Gira’s solo debut, Drainland, has always stood as a singular release, both stylistically and in overall terms of the Swans / Gira oeuvre. It also seems to be one of those releases which has been somewhat overlooked.

The first track, ‘You See Through Me’, which features a serrated, grating, oscillating drone and haunting piano provide the musical backdrop to a recording of Gira, drunk, nasty, arguing with his then-partner Jarboe over money and his alcohol problem. It’s one of those works which crosses a line that will never be readily acceptable, where art transgresses the boundaries of the personal and the public. This, of course, is art of the highest order, that demands the receiver face uncomfortable and painful realities. Simultaneously, Gira, in his capacity or artist, dismantles all sense of persona and lay himself bare in the most unfiltered way imaginable.

It paves the way for what is a difficult album on every level, as he trawls the darkest recesses of his psyche: the lyrics may not be as visceral as those contained on early Swans releases, but they’re every bit as gut-wrenching in their impact, not least of all because they’re so intensely personal.

Great Annihilator / Drainland (Remastered 2017) - PRE ORDER

It’s a dark, stark album, which makes for uncomfortable listening on many occasions: even the more overtly post-Children of God tracks, where Gira spins hypnotic, opiate-hazed acoustic strums, as on ‘Unreal’, it’s more nightmarish than dream-like. And then there are jarring, nauseatingly difficult loop-led nightmare dirges like ‘Fan Letter’. And yet, the album contains moments of true beauty.

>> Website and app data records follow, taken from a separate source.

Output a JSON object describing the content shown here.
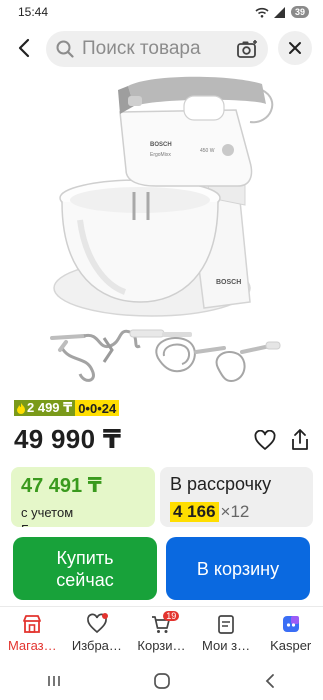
{
  "status_bar": {
    "time": "15:44",
    "battery": "39"
  },
  "search": {
    "placeholder": "Поиск товара"
  },
  "product": {
    "promo_price": "2 499 ₸",
    "promo_installment": "0•0•24",
    "price": "49 990 ₸",
    "bonus_card": {
      "amount": "47 491 ₸",
      "line1": "с учетом",
      "line2": "Б"
    },
    "installment_card": {
      "title": "В рассрочку",
      "amount": "4 166",
      "multiplier": "×12"
    }
  },
  "buttons": {
    "buy_now": "Купить сейчас",
    "add_to_cart": "В корзину"
  },
  "bottom_nav": {
    "items": [
      {
        "label": "Магаз…",
        "icon": "store-icon",
        "active": true
      },
      {
        "label": "Избра…",
        "icon": "heart-icon",
        "active": false
      },
      {
        "label": "Корзи…",
        "icon": "cart-icon",
        "active": false,
        "badge": "19"
      },
      {
        "label": "Мои з…",
        "icon": "orders-icon",
        "active": false
      },
      {
        "label": "Kasper",
        "icon": "kaspi-icon",
        "active": false
      }
    ]
  },
  "colors": {
    "buy": "#18a23a",
    "cart": "#0a69e0",
    "accent": "#e3342f",
    "installment": "#ffde00"
  }
}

Songs like ‘Why I Ate My Wife’ (which again alludes to Gira’s serial killer fascination and also draws on, and shares its title with, a piece from 1993 which appeared in Gira’s book of collected prose, The Consumer (1994)), dark as they may be lyrically, are also truly magnificent, and as touching – and well-crafted – as anything Gira has done during his long career.

The mastering seems comparatively quiet, but that’s largely on account of the fact everything tends to be mastered so damn loud and so damn bright these days that much of the dynamic range is lost. The very purpose of this remaster is about audio fidelity and unravelling knots in the original processing. Sonically, this remaster feels richer, denser than the original releases, although it would take obsessive comparison and a lot of time to draw out all of the detail. Most importantly, this release makes two classic Swans / related albums (one being something of a lost or unsung classic at that) readily available once more, and on vinyl, too – The Great Annihilator has been commanding obscene prices on the second-hand market for a long time now, while Drainland was only released in the US packaged with Jarboe’s Sacrificial Cake and is again expensive and hard to come by: as such, it all adds up to an essential release.